We had two Jenkins instances – working simultaneously, some servers in OVH, some nodes in Microsoft Azure and the rest on Desktop PC in HQ (also known as Red Devil). Almost every service was launched on Screen. Besides that, one of the biggest surprises was a mix of production and dev environments on the same servers without any segregation or divisions. One on all, all on one. How come did it last so long?
Although we did not have many productive applications, every procedure resembled an open-heart surgery without an anesthesiologist.
In addition, some of the source code was stored on GitHub and some on an internally hosted GitLab. We would have to maintain and keep up and running two sources, and that was not an option.
In the wake of many team meetings, we made a strong decision to reorganize it – codename: let’s kill’em all.
We wanted to have everything consolidated so that management, modification, and maintenance were definitely easier than with the configuration that was there at the very beginning.
For the code repositories, GitHub was chosen, also due to the fact that a lot of external tools can integrate with it like a charm, and thus the automation process becomes easier.
As we were struggling with different application setups, different configs and various versions all over servers, Docker was chosen as a remedy. Having that, we were able to switch locations with the assurance that no matter what the host is, application/s will work.
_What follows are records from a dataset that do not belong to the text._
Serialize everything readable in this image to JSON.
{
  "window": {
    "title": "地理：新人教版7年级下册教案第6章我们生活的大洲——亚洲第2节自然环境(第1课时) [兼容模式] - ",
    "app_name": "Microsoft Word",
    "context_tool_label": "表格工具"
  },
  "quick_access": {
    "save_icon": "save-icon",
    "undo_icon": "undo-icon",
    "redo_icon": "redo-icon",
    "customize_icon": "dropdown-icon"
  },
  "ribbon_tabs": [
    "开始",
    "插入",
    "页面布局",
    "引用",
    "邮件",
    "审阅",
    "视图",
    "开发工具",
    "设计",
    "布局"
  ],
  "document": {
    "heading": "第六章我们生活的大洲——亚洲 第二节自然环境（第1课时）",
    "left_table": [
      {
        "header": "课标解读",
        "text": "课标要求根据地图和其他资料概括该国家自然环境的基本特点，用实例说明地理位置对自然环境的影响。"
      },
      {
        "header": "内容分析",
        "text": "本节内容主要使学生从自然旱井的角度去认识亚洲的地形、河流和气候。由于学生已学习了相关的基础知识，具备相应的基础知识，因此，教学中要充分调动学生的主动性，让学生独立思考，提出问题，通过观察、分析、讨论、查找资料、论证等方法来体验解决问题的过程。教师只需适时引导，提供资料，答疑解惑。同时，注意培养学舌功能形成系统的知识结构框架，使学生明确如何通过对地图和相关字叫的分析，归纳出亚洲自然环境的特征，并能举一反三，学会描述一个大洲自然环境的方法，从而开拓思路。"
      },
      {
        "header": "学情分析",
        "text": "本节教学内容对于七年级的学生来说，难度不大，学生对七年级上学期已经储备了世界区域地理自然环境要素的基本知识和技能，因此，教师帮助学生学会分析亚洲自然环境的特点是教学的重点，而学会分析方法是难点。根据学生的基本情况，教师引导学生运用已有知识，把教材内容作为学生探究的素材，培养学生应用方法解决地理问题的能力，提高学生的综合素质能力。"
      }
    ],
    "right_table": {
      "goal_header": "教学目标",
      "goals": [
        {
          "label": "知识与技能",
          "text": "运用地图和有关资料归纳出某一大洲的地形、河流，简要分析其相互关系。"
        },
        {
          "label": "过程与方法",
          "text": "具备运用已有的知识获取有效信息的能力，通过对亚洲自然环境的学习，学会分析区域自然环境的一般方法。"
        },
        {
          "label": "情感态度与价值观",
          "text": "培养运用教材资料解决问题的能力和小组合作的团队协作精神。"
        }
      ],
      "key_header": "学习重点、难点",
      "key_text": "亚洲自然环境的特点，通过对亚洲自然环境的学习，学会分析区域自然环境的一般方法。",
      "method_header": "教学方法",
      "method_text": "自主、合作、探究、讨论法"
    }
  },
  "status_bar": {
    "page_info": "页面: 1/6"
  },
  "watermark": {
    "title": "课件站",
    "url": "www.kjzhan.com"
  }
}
Even though our infrastructure did not belong to the biggest ones, it still required a lot of time to keep it safe and sound, called for a lot of manual actions and honestly, it was like having a blind man walked through the pedestrian crossing by another blind man. We did not have any monitoring solution, no alerting tool which would allow us to pinpoint where it hurts the most – and it did badly, many times. Grafana and Prometheus – these services became our guides.
One of the main ingredients for well-working orchestrations is to have an entire infrastructure in the code (IaaC). Terraform was chosen among the list of provisioning tools as it is the most developed with regard to our needs and widely supported by open-source community. Using that we were able to encapsulate whole infrastructure in the code.
This part of the whole process took a huge amount of time, but it was undoubtedly worth doing that. I will tell about it in more detail a bit later.
Ansible – without this Configuration Management Tool, we would still be doing updates, changes, implementations on the servers manually. Similarly to Terraform, to choose the proper implement, we were guided by the following facts:
As with Terraform, I will elaborate on it soon.
Packer – this tool is a time-saver because it let us create identical machine images with all required packages installed. Thanks to that, we could use them in Terraform right away, without installing everything from scratch.
Last but not least – Jenkins. Continuous Integration and Continuous Delivery, extremely valuable and important to the deployment orchestration. We based our CI/CD on Jenkins, because we had the experience with this solution before, it was suitable for our needs (plugins, modules, integrations) and we did not want to waste time seeking for a new one.
Having a toolchain chosen, we had to make a big call – where to splice it all?
In the last quarter of 2018, AWS has dominated the cloud solutions, which is why we decided to choose this provider. The largest number of services and resources, high dynamics of changes and updates gave us confidence that we would not have to reconsider our decisions next year in case AWS suddenly were to stop developing.
Using AWS tools (Infrastructure as a Service) such as Spot Instances, Auto Scaling Groups, Launch Templates, RDS, S3 and many others, we started the migration process, thus ensuring high availability and self-healing mechanism if one or more of our basic elements were unexpectedly taken by the evil spirits crawling in the shadows.